When Goethe made me aware of your talent, this sentence tumbled out, which I deeply regret today: I’ve never heard of two geniuses in one family, and meant myself. That must have struck you! It seems they do exist, two geniuses in one family. Even if you’ve not yet experienced much recognition, so I think it’s likely that later they’ll talk about you as the great philosopher, about me only as the mother of Arthur Schopenhauer.

Arthur, it won’t be much longer, and I’ll dance into death’s arms. Didn’t you write in your last book: A person’s course of life consists in his dancing into death’s arms fooled by hope? Yes, Arthur, everyone sails into the harbor shipwrecked and without masts at last.

Muse and esprit have fled.
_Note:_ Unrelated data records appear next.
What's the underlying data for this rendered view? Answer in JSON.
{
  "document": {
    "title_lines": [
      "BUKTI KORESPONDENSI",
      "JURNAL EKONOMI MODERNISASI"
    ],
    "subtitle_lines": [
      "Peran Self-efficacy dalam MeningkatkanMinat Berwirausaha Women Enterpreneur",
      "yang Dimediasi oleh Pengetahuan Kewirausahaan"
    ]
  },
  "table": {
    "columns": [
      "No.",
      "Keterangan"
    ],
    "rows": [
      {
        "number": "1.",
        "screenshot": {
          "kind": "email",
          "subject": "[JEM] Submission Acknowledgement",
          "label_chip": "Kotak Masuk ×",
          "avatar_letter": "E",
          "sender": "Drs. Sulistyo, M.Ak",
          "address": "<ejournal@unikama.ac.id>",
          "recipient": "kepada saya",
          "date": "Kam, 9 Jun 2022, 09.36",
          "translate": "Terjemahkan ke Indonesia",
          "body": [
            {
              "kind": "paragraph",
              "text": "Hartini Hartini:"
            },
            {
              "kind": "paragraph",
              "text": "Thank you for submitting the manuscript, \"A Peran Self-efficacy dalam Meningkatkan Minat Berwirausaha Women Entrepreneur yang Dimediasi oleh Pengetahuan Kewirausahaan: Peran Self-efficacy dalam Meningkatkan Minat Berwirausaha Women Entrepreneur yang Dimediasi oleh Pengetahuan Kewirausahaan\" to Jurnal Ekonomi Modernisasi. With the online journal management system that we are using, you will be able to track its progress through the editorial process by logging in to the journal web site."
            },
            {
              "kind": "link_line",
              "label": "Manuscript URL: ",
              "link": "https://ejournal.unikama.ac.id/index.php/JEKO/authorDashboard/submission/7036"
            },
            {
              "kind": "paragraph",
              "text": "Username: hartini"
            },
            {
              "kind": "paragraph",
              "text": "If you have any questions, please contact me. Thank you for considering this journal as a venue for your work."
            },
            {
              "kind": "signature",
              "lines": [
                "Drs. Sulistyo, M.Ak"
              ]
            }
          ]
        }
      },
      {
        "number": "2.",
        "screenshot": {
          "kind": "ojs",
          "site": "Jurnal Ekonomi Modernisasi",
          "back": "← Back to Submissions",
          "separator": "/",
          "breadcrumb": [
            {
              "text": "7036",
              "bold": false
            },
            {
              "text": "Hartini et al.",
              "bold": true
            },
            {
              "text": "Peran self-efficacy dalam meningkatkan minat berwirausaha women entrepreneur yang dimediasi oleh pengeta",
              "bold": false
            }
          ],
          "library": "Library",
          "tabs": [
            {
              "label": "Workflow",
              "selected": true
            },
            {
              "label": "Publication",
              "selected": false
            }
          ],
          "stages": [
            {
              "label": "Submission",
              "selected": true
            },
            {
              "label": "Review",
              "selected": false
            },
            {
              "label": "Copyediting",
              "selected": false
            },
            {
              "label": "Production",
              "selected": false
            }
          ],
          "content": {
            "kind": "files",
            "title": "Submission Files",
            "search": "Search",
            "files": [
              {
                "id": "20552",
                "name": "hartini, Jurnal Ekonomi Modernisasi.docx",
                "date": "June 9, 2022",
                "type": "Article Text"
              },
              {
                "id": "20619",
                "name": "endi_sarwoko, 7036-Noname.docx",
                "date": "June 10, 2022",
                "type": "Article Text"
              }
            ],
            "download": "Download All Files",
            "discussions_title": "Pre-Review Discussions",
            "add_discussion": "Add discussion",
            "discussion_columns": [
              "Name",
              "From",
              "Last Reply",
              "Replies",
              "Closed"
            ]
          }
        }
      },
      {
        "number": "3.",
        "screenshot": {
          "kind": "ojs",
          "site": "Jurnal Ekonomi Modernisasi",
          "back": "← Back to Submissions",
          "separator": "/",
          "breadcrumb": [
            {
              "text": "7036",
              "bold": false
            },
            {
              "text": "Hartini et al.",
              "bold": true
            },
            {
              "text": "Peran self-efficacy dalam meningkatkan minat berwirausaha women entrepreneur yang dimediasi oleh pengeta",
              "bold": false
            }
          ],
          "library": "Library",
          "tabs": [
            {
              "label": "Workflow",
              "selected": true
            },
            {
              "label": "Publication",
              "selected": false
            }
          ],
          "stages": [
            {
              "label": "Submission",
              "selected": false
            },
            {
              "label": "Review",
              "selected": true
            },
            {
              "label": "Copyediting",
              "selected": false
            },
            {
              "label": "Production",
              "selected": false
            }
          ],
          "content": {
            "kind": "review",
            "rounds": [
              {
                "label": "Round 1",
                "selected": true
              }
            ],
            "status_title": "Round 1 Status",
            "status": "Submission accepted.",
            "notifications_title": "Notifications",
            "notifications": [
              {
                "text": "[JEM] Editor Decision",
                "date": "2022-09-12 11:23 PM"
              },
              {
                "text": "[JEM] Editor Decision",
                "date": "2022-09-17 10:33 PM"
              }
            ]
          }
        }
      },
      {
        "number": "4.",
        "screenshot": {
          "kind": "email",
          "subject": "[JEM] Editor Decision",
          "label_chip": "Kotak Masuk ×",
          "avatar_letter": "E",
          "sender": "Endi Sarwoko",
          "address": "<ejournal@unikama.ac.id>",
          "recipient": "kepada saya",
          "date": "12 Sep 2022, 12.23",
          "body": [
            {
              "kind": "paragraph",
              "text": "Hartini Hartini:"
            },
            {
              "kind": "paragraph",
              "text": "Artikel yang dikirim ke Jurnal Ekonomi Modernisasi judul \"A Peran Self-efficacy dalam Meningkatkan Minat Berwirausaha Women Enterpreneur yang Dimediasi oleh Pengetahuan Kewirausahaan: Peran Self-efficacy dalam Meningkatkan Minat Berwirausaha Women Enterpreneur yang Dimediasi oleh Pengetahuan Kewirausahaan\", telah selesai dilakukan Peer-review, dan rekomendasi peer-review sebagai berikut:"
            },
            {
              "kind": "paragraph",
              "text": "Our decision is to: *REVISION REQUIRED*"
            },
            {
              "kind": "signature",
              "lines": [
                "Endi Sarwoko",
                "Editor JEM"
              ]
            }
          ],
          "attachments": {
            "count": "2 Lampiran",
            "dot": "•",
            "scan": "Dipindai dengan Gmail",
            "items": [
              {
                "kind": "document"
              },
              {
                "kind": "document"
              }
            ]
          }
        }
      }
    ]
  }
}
Soon my life, my breath will give way, my eyelid no longer fall in my stiffening body to cover my refracting eye, my chin heal up. All that’s left a pale, heavy body in the sweat of death. My face peaceful or a final struggle, perhaps a smile.

I remain in you – ineradicable like every mother’s-root. It will nourish you, it will disturb you. Love, which separates and unites.

Arthur, beloved son: Live and be as happy as you can.


Translation from the German


Johanna Schopenhauer; born 1766 in Danzig, died 1838 in Jena
Arthur Schopenhauer; born 1788 in Danzig, died 1868 in Frankfurt
Adele Schopenhauer; born 1797 in Hamburg, died 1849 in Bonn
Sibylle Mertens-Schaaffhausen; born 1797 in Cologne, died 1857 in Rome

Ute von Funcke, who wrote plays for children before turning to poetry in 2004, has published four collections of poems, most recently in den rissen der zeit (“in the fissures of time”; scaneg Verlag, 2018). A selection of her poetry, translated by Stuart Friebert, Between Question & Answer, appeared in 2018 from Pinyon Press. A companion volume, Shadow of Shadows, will soon follow from Black Mountain Press.

In addition to fifteen volumes of poems and two prose memoirs, Stuart Friebert has published fifteen volumes of translations, with a sixteenth to appear in 2019 from Black Mountain Press: Shadow of Shadows: Selected Poems of Ute von Funcke, in turn a companion collection to a 2018 publication of other von Funcke poems.